## Given entries
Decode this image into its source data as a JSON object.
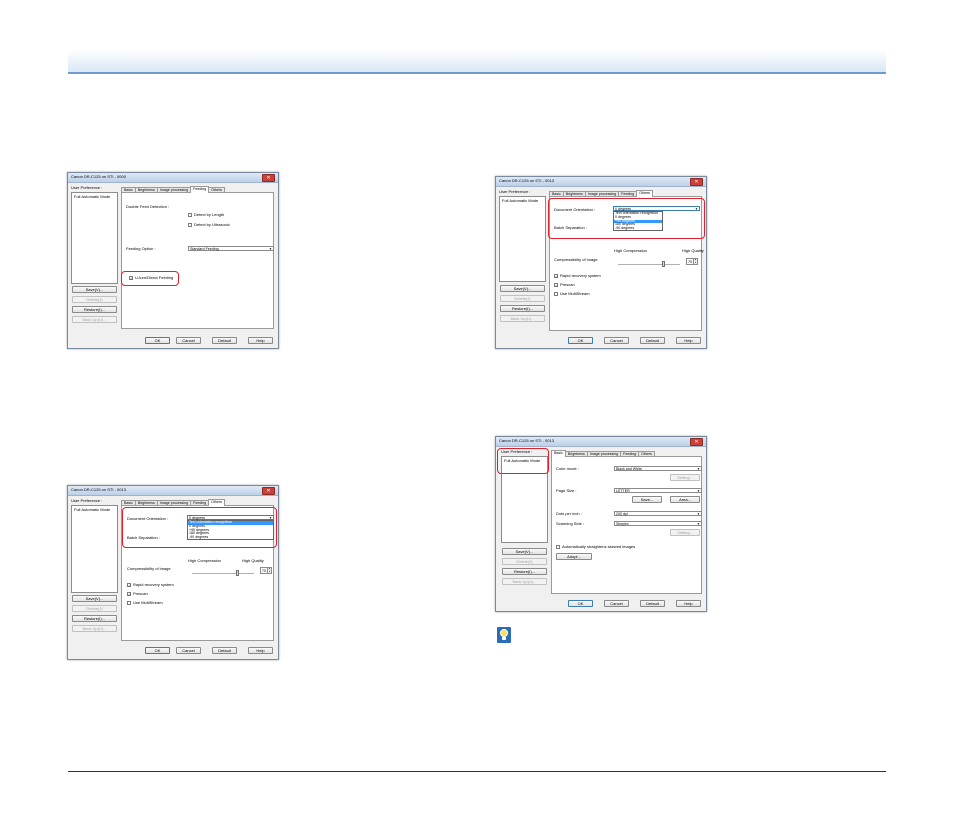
{
  "shared": {
    "preference_label": "User Preference :",
    "preference_item": "Full Automatic Mode",
    "save_btn": "Save(V)...",
    "delete_btn": "Delete(J)",
    "restore_btn": "Restore(I)...",
    "backup_btn": "Back Up(U)...",
    "ok_btn": "OK",
    "cancel_btn": "Cancel",
    "default_btn": "Default",
    "help_btn": "Help",
    "tab_basic": "Basic",
    "tab_brightness": "Brightness",
    "tab_image": "Image processing",
    "tab_feeding": "Feeding",
    "tab_others": "Others",
    "close_glyph": "✕"
  },
  "dialog1": {
    "title": "Canon DR-C125 on STI - 0000",
    "double_feed_label": "Double Feed Detection :",
    "detect_length": "Detect by Length",
    "detect_ultrasonic": "Detect by Ultrasonic",
    "feeding_option_label": "Feeding Option :",
    "feeding_option_value": "Standard Feeding",
    "uturn_label": "U-turn/Direct Feeding",
    "uturn_checked": true
  },
  "others_dialog": {
    "title": "Canon DR-C125 on STI - 0013",
    "doc_orientation_label": "Document Orientation :",
    "doc_orientation_value": "0 degrees",
    "orientation_options": [
      "Text orientation recognition",
      "0 degrees",
      "+90 degrees",
      "180 degrees",
      "-90 degrees"
    ],
    "batch_sep_label": "Batch Separation :",
    "high_compression": "High Compression",
    "high_quality": "High Quality",
    "compress_label": "Compressibility of image",
    "compress_value": "75",
    "rapid_recovery": "Rapid recovery system",
    "prescan": "Prescan",
    "multistream": "Use MultiStream"
  },
  "dialog4": {
    "title": "Canon DR-C125 on STI - 0013",
    "color_mode_label": "Color mode :",
    "color_mode_value": "Black and White",
    "setting_btn": "Setting...",
    "page_size_label": "Page Size :",
    "page_size_value": "LETTER",
    "save_size_btn": "Save...",
    "area_btn": "Area...",
    "dpi_label": "Dots per inch :",
    "dpi_value": "200 dpi",
    "scan_side_label": "Scanning Side :",
    "scan_side_value": "Simplex",
    "setting2_btn": "Setting...",
    "straighten_label": "Automatically straightens skewed images",
    "adopt_btn": "Adopt..."
  },
  "accent_red": "#e0202a",
  "header_blue": "#6f9bcb"
}
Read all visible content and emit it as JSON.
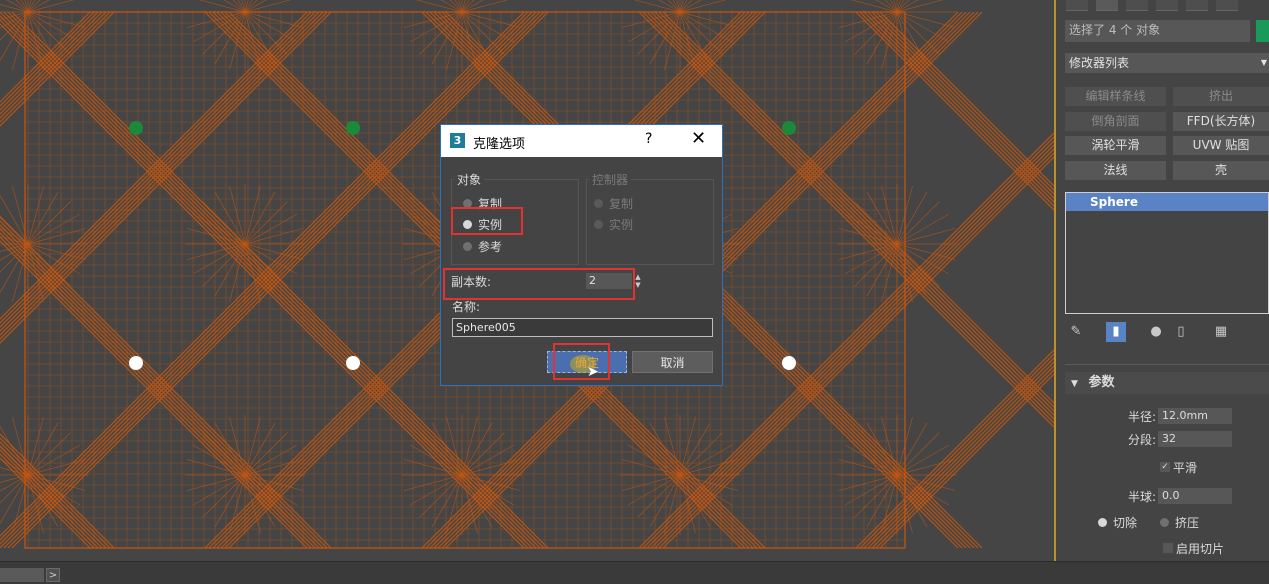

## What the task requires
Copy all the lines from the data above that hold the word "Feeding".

## Exercise output
    "tab_feeding": "Feeding",
    "feeding_option_label": "Feeding Option :",
    "feeding_option_value": "Standard Feeding",
    "uturn_label": "U-turn/Direct Feeding",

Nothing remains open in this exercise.